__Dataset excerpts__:
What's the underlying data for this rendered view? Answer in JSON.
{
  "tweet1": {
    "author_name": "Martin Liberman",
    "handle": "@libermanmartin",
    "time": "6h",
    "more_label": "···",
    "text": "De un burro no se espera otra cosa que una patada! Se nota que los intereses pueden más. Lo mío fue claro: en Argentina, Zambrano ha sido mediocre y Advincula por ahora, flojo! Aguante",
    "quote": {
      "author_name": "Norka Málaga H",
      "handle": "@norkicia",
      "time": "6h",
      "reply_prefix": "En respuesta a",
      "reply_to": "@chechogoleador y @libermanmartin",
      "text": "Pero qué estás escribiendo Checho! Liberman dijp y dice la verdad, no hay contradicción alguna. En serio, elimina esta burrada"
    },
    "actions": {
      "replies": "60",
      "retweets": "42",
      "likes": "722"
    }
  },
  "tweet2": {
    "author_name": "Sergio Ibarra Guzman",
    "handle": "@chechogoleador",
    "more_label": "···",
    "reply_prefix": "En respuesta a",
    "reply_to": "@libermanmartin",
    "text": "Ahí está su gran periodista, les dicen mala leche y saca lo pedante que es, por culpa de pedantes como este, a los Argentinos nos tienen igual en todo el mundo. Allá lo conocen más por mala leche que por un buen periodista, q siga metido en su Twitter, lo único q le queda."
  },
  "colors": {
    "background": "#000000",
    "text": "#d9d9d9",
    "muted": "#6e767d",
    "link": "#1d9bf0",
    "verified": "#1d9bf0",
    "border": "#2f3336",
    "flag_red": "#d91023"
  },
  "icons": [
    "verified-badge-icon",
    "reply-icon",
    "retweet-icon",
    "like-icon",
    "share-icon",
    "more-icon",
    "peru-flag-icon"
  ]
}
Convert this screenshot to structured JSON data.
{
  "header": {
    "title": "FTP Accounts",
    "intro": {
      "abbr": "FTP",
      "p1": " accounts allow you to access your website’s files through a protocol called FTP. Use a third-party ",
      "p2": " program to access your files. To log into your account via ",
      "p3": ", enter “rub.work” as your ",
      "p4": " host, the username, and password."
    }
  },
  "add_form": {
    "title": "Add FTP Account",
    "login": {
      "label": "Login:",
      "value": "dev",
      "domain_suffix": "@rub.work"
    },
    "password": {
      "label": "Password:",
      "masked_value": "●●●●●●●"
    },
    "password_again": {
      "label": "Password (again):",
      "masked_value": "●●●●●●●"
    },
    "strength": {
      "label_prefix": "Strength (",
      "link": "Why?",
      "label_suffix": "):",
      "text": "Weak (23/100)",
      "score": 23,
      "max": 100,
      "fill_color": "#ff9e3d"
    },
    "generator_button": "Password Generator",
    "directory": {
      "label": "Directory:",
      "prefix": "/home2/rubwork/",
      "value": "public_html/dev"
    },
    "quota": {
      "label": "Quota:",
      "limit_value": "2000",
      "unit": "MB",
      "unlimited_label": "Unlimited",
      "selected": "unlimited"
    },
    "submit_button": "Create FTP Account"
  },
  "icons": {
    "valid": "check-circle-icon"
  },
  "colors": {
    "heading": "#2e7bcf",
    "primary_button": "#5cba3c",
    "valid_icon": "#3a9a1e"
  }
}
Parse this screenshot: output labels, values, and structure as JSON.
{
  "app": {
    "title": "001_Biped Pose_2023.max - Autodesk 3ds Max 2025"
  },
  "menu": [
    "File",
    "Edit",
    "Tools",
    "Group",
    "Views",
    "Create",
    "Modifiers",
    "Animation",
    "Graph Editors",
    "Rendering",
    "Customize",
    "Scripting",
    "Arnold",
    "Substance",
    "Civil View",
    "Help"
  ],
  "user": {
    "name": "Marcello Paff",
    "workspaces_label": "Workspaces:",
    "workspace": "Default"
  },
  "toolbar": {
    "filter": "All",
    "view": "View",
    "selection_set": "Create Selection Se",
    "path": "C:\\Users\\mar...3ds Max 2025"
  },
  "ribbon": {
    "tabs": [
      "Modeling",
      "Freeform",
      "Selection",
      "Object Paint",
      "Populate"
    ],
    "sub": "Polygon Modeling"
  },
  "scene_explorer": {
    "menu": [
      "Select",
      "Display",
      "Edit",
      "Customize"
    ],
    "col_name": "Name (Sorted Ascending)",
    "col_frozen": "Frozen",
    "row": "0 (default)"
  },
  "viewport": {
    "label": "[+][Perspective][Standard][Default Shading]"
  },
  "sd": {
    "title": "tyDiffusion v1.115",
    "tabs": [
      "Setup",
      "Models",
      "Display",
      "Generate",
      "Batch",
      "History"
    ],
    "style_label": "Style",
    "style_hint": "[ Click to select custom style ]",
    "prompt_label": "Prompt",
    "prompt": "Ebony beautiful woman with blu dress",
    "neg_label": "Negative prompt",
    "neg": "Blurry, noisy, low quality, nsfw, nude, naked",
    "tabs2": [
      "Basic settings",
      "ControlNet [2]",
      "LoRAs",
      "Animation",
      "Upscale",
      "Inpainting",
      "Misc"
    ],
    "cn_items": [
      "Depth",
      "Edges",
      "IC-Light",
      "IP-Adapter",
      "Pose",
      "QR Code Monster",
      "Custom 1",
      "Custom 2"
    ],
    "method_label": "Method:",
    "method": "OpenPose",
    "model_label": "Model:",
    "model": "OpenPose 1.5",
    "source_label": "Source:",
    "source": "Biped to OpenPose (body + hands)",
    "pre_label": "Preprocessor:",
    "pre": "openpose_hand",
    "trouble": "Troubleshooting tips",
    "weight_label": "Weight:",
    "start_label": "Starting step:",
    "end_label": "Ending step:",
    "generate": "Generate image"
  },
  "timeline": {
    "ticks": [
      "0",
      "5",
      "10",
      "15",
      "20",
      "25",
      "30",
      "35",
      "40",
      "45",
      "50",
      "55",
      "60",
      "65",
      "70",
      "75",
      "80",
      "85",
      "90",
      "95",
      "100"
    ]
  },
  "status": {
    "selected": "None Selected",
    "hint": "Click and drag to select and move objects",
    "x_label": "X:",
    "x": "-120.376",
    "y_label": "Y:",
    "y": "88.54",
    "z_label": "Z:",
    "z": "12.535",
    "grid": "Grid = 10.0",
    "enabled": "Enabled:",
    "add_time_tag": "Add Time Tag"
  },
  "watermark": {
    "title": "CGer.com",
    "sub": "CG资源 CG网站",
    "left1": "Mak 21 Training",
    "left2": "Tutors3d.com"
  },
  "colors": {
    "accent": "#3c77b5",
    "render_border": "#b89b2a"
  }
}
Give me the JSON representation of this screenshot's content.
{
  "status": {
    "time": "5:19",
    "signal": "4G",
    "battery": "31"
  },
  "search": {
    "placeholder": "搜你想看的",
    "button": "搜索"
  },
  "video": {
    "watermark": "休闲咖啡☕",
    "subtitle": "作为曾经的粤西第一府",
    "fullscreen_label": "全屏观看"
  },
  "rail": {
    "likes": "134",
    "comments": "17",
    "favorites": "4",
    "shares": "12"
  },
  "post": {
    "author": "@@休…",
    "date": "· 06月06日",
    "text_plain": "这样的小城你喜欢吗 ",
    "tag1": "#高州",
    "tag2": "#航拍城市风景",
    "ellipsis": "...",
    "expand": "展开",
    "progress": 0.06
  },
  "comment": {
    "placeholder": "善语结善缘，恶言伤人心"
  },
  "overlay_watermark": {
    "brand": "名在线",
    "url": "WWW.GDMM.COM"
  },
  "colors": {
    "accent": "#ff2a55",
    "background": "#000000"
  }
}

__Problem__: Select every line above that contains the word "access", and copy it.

__Reply to the task__:
      "p1": " accounts allow you to access your website’s files through a protocol called FTP. Use a third-party ",
      "p2": " program to access your files. To log into your account via ",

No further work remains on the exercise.